"The proposal considers multiple aspects of the project from delivery and deployment to construction and operations," says Foster. "The habitat will be delivered in two stages prior to the arrival of the astronauts."
Standing 3 meters (10 feet) tall, Benjamin Dillenburger and Michael Hansmeyer's Arabesque Wall is an object of intimidating intricacy. 3D printed over the course of four days from a 50 Gigabyte file, the piece is a demonstration of the incredible forms achievable with algorithmic design and 3D printing - however with its overwhelming complexity it is also a test of human perception.
"Architecture should surprise, excite, and irritate," explain Dillenburger and Hansmeyer. "As both an intellectual and a phenomenological endeavor, it should address not only the mind, but all the senses - viscerally. It must be judged by the experiences it generates."
From the 2,000-year-old Temple of Baalshamin to the city of Nimrud, ISIS has destroyed countless monuments and relics. Now archaeologists from Harvard and Oxford have teamed up with UNESCO World Heritage and the epigraphical database project at New York University’s Institute for the Study of the Ancient World to launch the Million Image Database Project. Spearheaded by Oxford's Institute for Digital Archaeology (IDA), the campaign plans to "flood" war-torn regions with thousands of 3D cameras so people can scan and (digitally) preserve their region's historical architecture and artifacts.

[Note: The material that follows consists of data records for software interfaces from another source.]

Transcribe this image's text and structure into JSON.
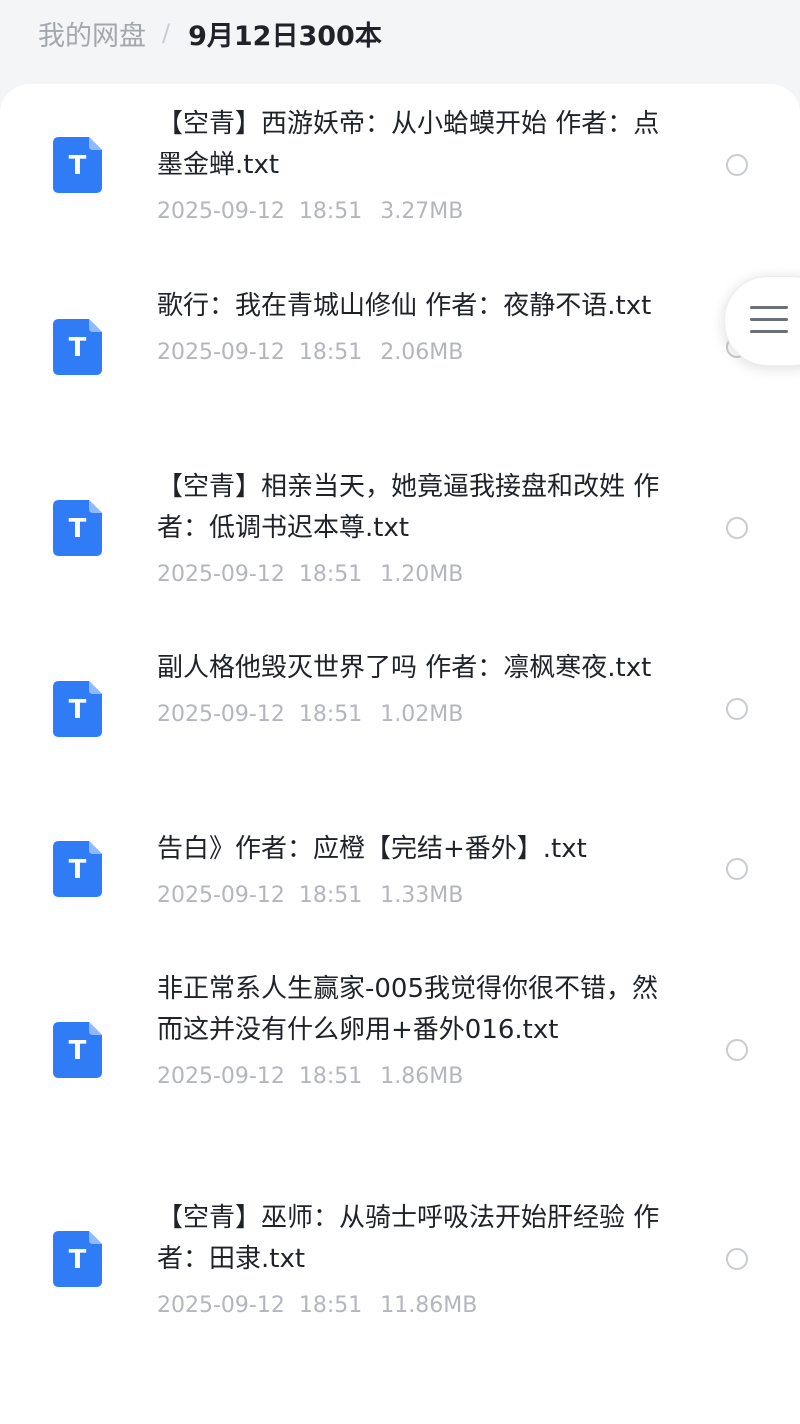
{
  "breadcrumb": {
    "root": "我的网盘",
    "separator": "/",
    "current": "9月12日300本"
  },
  "colors": {
    "icon_blue": "#2f7cf6",
    "meta_gray": "#b3b6bc",
    "breadcrumb_gray": "#a3a7ae"
  },
  "file_icon": {
    "glyph": "T",
    "icon": "txt-file-icon"
  },
  "float_menu": {
    "icon": "hamburger-menu-icon"
  },
  "files": [
    {
      "name": "【空青】西游妖帝：从小蛤蟆开始 作者：点墨金蝉.txt",
      "date": "2025-09-12",
      "time": "18:51",
      "size": "3.27MB",
      "selected": false
    },
    {
      "name": "歌行：我在青城山修仙 作者：夜静不语.txt",
      "date": "2025-09-12",
      "time": "18:51",
      "size": "2.06MB",
      "selected": false
    },
    {
      "name": "【空青】相亲当天，她竟逼我接盘和改姓 作者：低调书迟本尊.txt",
      "date": "2025-09-12",
      "time": "18:51",
      "size": "1.20MB",
      "selected": false
    },
    {
      "name": "副人格他毁灭世界了吗 作者：凛枫寒夜.txt",
      "date": "2025-09-12",
      "time": "18:51",
      "size": "1.02MB",
      "selected": false
    },
    {
      "name": "告白》作者：应橙【完结+番外】.txt",
      "date": "2025-09-12",
      "time": "18:51",
      "size": "1.33MB",
      "selected": false
    },
    {
      "name": "非正常系人生赢家-005我觉得你很不错，然而这并没有什么卵用+番外016.txt",
      "date": "2025-09-12",
      "time": "18:51",
      "size": "1.86MB",
      "selected": false
    },
    {
      "name": "【空青】巫师：从骑士呼吸法开始肝经验 作者：田隶.txt",
      "date": "2025-09-12",
      "time": "18:51",
      "size": "11.86MB",
      "selected": false
    }
  ]
}
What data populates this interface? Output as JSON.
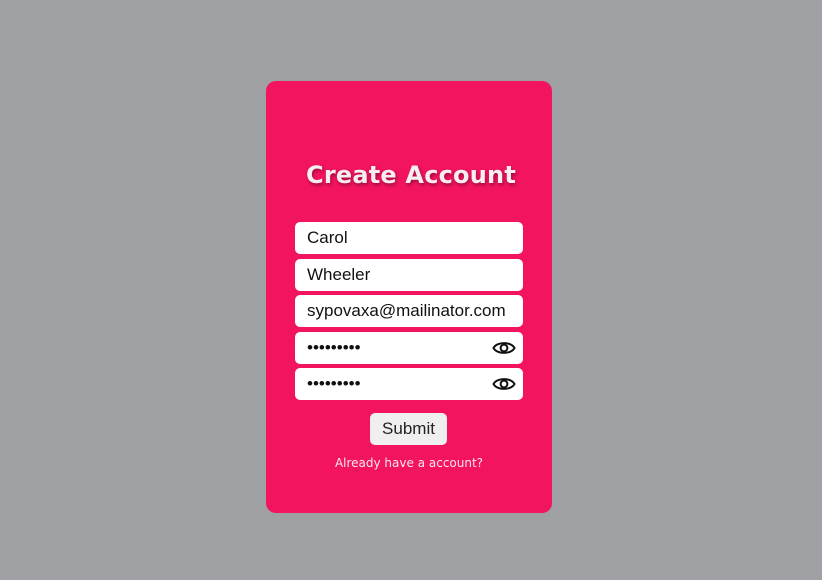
{
  "colors": {
    "page_background": "#9fa0a4",
    "card_background": "#f2145e",
    "field_background": "#ffffff",
    "button_background": "#efefef",
    "title_text": "#f7eef2"
  },
  "form": {
    "title": "Create Account",
    "first_name": {
      "value": "Carol"
    },
    "last_name": {
      "value": "Wheeler"
    },
    "email": {
      "value": "sypovaxa@mailinator.com"
    },
    "password": {
      "value": "•••••••••",
      "toggle_icon": "eye-icon"
    },
    "confirm_password": {
      "value": "•••••••••",
      "toggle_icon": "eye-icon"
    },
    "submit_label": "Submit",
    "login_link": "Already have a account?"
  }
}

In the latest of a series of technological developments which are expanding the capabilities of 3D Printing, researchers at MIT's Computer Science and Artificial Intelligence Laboratory (CSAIL) have developed a 3D printer that is capable of handling up to 10 materials simultaneously, and uses a process called "machine vision" to dramatically increase the variety of objects which the printer can produce.
The Solar Bytes pavilion, designed by assistant professor at Kent State University Brian Peters, is a temporary structure which highlights the potential of new techniques available to architecture: robotic arms, 3D printing, smart technologies such as lighting sensors, and solar energy.
Leveraging the strength and range of motion of a robotic arm, the pavilion was printed in three dimensions with an experimental extruder, resulting in a structure composed of 94 unique modules that capture energy during the day, and shine at night. After their initial function, the plastic modules making up the pavilion will be completely crushed and reused in a new structure.
Glass can be molded, formed, blown, plated, sintered and now 3D printed. Neri Oxman and her Mediated Matter Group team has just unveiled their new glass printing platform: G3DP: Additive Manufacturing of Optically Transparent Glass. A collaboration with the Glass Lab at MIT, G3DP is the first of its kind and can 3D print optically transparent glass with stunning precision.
"G3DP is an additive manufacturing platform designed to print optically transparent glass," Oxman told ArchDaily. "The tunability enabled by geometrical and optical variation driven by form, transparency and color variation can drive; limit or control light transmission, reflection and refraction, and therefore carries significant implications for all things glass: aerodynamic building facades optimized for solar gain, geometrically customized and variable thickness lighting devices and so on."
Chinese company ZhuoDa has assembled a two-story home in record speed; the modular house, comprised of six 3D printed modules, was assembled on-site in less than three hours. Likened to LEGO, the prefabricated home was 90 percent built off-site before its components were shipped to its permanent location. As Inhabitat reports, the home only took about 10 days to complete from start to finish.
This article is part of ArchDaily Essentials, a series of articles which give you an overview of architecture's most important topics by connecting together some of our best articles from the past. To find out more about ArchDaily Essentials, click here; or discover all of our articles in the series here.